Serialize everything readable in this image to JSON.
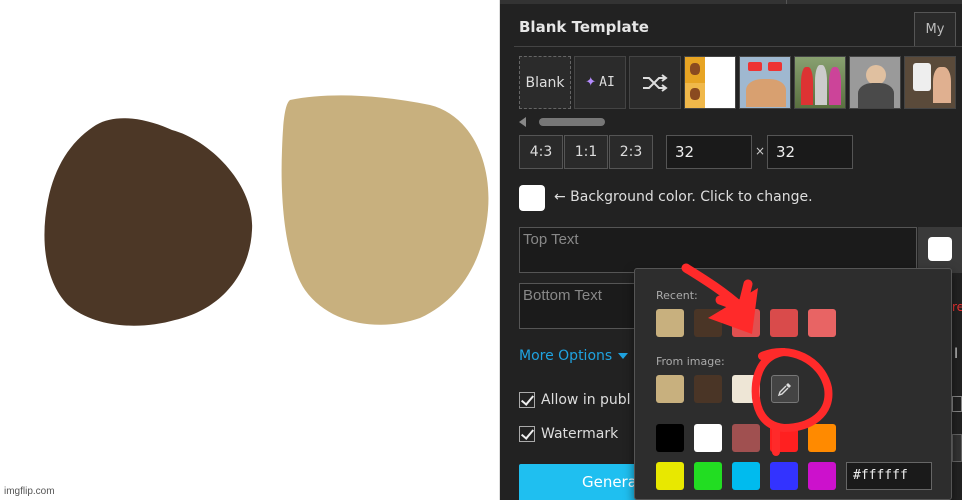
{
  "watermark": "imgflip.com",
  "panel": {
    "template_title": "Blank Template",
    "my_tab": "My",
    "tiles": {
      "blank": "Blank",
      "ai": "AI"
    },
    "ratios": [
      "4:3",
      "1:1",
      "2:3"
    ],
    "width": "32",
    "height": "32",
    "times": "×",
    "bg_label": "← Background color. Click to change.",
    "top_text_placeholder": "Top Text",
    "bottom_text_placeholder": "Bottom Text",
    "more_options": "More Options",
    "allow_public": "Allow in publ",
    "watermark_label": "Watermark",
    "generate": "Generate"
  },
  "picker": {
    "recent_label": "Recent:",
    "from_image_label": "From image:",
    "recent": [
      "#c8b07e",
      "#4a3526",
      "#e05050",
      "#d94b4b",
      "#e86464"
    ],
    "from_image": [
      "#c8b07e",
      "#4a3526",
      "#eee6d6"
    ],
    "palette_row1": [
      "#000000",
      "#ffffff",
      "#a05050",
      "#ff2020",
      "#ff8a00"
    ],
    "palette_row2": [
      "#e8e800",
      "#22dd22",
      "#00bbee",
      "#3333ff",
      "#cc11cc"
    ],
    "hex_value": "#ffffff"
  },
  "colors": {
    "dark_blob": "#4c3726",
    "light_blob": "#c8b07e",
    "annotation": "#ff2a2a",
    "accent": "#1fa3e0"
  }
}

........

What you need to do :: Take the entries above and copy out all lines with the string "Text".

Answer area ::
    "top_text_placeholder": "Top Text",
    "bottom_text_placeholder": "Bottom Text",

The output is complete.